Suicide and crisis centers in our area have seen an increase in calls related to the economy.

Fortunately, none have resulted in suicide.

But they say if the economy worsens, the situation could change. Still, there are several warning signs you can look for to prevent a tragedy.

"Increased anxiety, worry, apprehension, nervousness, uncertainty," said Dr. David Egerton, psychologist at Texas Tech. "And probably a general sense of helplessness."

Psychologists say the first step in suicide prevention is finding help. For people in the Panhandle, help is just a phone call away.

"We are the number to call when you don't know who to call," said Kelly Stephens, 2-1-1 Texas supervisor. "Just pick up the phone and call 2-1-1 and find out what is available in the community so you can make ends meet."

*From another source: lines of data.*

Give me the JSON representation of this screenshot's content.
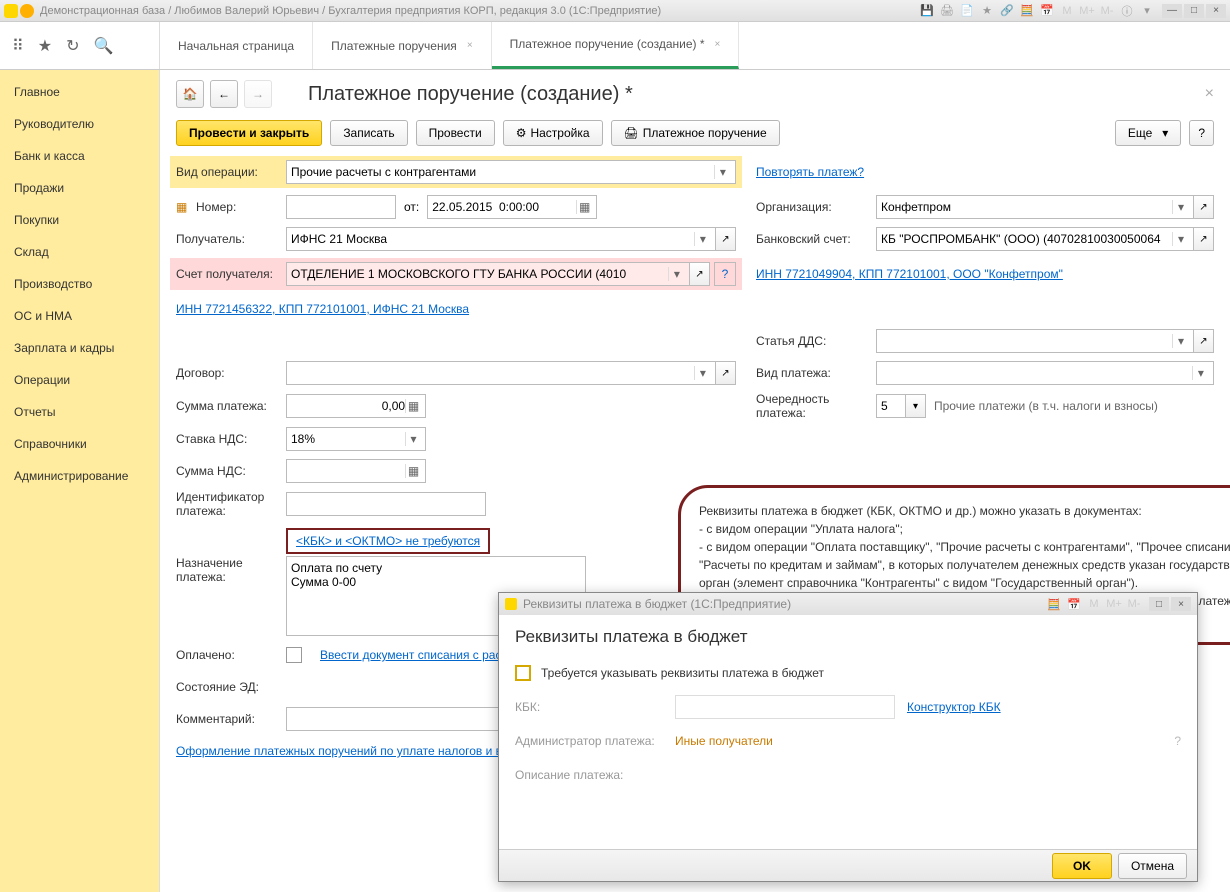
{
  "titlebar": "Демонстрационная база / Любимов Валерий Юрьевич / Бухгалтерия предприятия КОРП, редакция 3.0  (1С:Предприятие)",
  "tabs": {
    "t0": "Начальная страница",
    "t1": "Платежные поручения",
    "t2": "Платежное поручение (создание) *"
  },
  "sidebar": [
    "Главное",
    "Руководителю",
    "Банк и касса",
    "Продажи",
    "Покупки",
    "Склад",
    "Производство",
    "ОС и НМА",
    "Зарплата и кадры",
    "Операции",
    "Отчеты",
    "Справочники",
    "Администрирование"
  ],
  "page_title": "Платежное поручение (создание) *",
  "buttons": {
    "post_close": "Провести и закрыть",
    "save": "Записать",
    "post": "Провести",
    "settings": "Настройка",
    "print": "Платежное поручение",
    "more": "Еще"
  },
  "labels": {
    "op_type": "Вид операции:",
    "number": "Номер:",
    "from": "от:",
    "recipient": "Получатель:",
    "rec_account": "Счет получателя:",
    "contract": "Договор:",
    "amount": "Сумма платежа:",
    "vat_rate": "Ставка НДС:",
    "vat_sum": "Сумма НДС:",
    "payment_id": "Идентификатор платежа:",
    "purpose": "Назначение платежа:",
    "paid": "Оплачено:",
    "ed_state": "Состояние ЭД:",
    "comment": "Комментарий:",
    "org": "Организация:",
    "bank_acc": "Банковский счет:",
    "dds": "Статья ДДС:",
    "pay_type": "Вид платежа:",
    "priority": "Очередность платежа:"
  },
  "values": {
    "op_type": "Прочие расчеты с контрагентами",
    "date": "22.05.2015  0:00:00",
    "recipient": "ИФНС 21 Москва",
    "rec_account": "ОТДЕЛЕНИЕ 1 МОСКОВСКОГО ГТУ БАНКА РОССИИ (4010",
    "amount": "0,00",
    "vat_rate": "18%",
    "org": "Конфетпром",
    "bank_acc": "КБ \"РОСПРОМБАНК\" (ООО) (40702810030050064",
    "priority": "5",
    "priority_note": "Прочие платежи (в т.ч. налоги и взносы)",
    "purpose": "Оплата по счету\nСумма 0-00"
  },
  "links": {
    "repeat": "Повторять платеж?",
    "inn1": "ИНН 7721456322, КПП 772101001, ИФНС 21 Москва",
    "inn2": "ИНН 7721049904, КПП 772101001, ООО \"Конфетпром\"",
    "kbk": "<КБК> и <ОКТМО> не требуются",
    "write_off": "Ввести документ списания с расчетного счета",
    "tax_orders": "Оформление платежных поручений по уплате налогов и взносов"
  },
  "callout": "Реквизиты платежа в бюджет (КБК, ОКТМО и др.) можно указать в документах:\n- с видом операции \"Уплата налога\";\n- с видом операции \"Оплата поставщику\", \"Прочие расчеты с контрагентами\", \"Прочее списание\" и \"Расчеты по кредитам и займам\", в которых получателем денежных средств указан государственный орган (элемент справочника \"Контрагенты\" с видом \"Государственный орган\").\nВ документах, не связанных с уплатой налогов, можно отметить, что банк и получатель платежа не требуют указывать реквизиты платежа в бюджет.",
  "modal": {
    "title": "Реквизиты платежа в бюджет  (1С:Предприятие)",
    "header": "Реквизиты платежа в бюджет",
    "check_label": "Требуется указывать реквизиты платежа в бюджет",
    "kbk_label": "КБК:",
    "kbk_link": "Конструктор КБК",
    "admin_label": "Администратор платежа:",
    "admin_val": "Иные получатели",
    "desc_label": "Описание платежа:",
    "ok": "OK",
    "cancel": "Отмена"
  }
}
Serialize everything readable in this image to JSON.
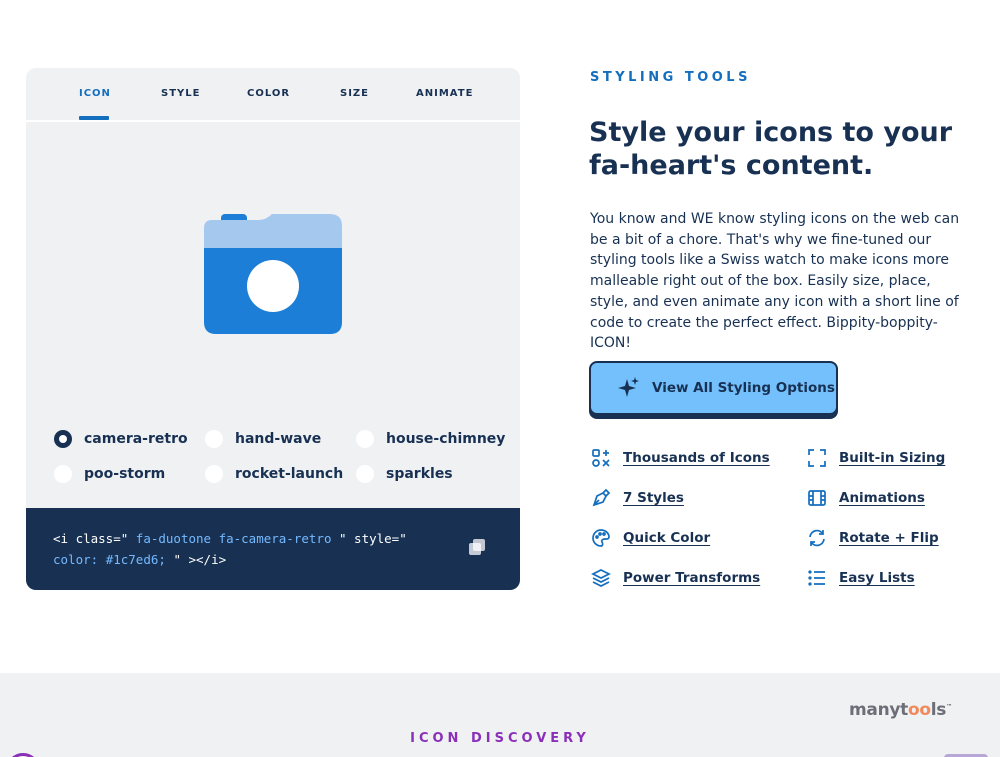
{
  "demo": {
    "tabs": [
      "ICON",
      "STYLE",
      "COLOR",
      "SIZE",
      "ANIMATE"
    ],
    "active_tab": "ICON",
    "icon_color": "#1c7ed6",
    "icon_secondary_color": "#a5c8ee",
    "options": [
      {
        "label": "camera-retro",
        "checked": true
      },
      {
        "label": "hand-wave",
        "checked": false
      },
      {
        "label": "house-chimney",
        "checked": false
      },
      {
        "label": "poo-storm",
        "checked": false
      },
      {
        "label": "rocket-launch",
        "checked": false
      },
      {
        "label": "sparkles",
        "checked": false
      }
    ],
    "code": {
      "p1": "<i class=\"",
      "p2": "fa-duotone fa-camera-retro",
      "p3": "\" style=\"",
      "p4": "color:",
      "p5": "#1c7ed6;",
      "p6": "\" ></i>"
    },
    "copy_icon": "copy-icon"
  },
  "section": {
    "eyebrow": "STYLING TOOLS",
    "title_line1": "Style your icons to your",
    "title_line2": "fa-heart's content.",
    "description": "You know and WE know styling icons on the web can be a bit of a chore. That's why we fine-tuned our styling tools like a Swiss watch to make icons more malleable right out of the box. Easily size, place, style, and even animate any icon with a short line of code to create the perfect effect. Bippity-boppity-ICON!",
    "cta_label": "View All Styling Options",
    "cta_icon": "sparkles-icon",
    "features": [
      {
        "label": "Thousands of Icons",
        "icon": "icons-icon"
      },
      {
        "label": "Built-in Sizing",
        "icon": "expand-icon"
      },
      {
        "label": "7 Styles",
        "icon": "pen-nib-icon"
      },
      {
        "label": "Animations",
        "icon": "film-icon"
      },
      {
        "label": "Quick Color",
        "icon": "palette-icon"
      },
      {
        "label": "Rotate + Flip",
        "icon": "rotate-icon"
      },
      {
        "label": "Power Transforms",
        "icon": "layer-group-icon"
      },
      {
        "label": "Easy Lists",
        "icon": "list-icon"
      }
    ]
  },
  "footer": {
    "eyebrow": "ICON DISCOVERY",
    "watermark": {
      "part1": "manyt",
      "part2": "oo",
      "part3": "ls",
      "tm": "™"
    }
  },
  "colors": {
    "accent_blue": "#146ebe",
    "navy": "#183153",
    "cta_bg": "#74c0fc",
    "discovery_purple": "#8a2fb8"
  }
}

Stephens adds that 2-1-1 Texas is the number one resource in our area for economic hardship.

"If they are going through any kind of economic hardship, food is the number one way they can save money," Stephens said. "They can call 2-1-1, we can tell them where to go for a food pantry, if they can supplement their food they can save up to 200 dollars a month to put towards another bill."

The call center connects people with local services 24 hours a day. All calls are confidential and free of charge.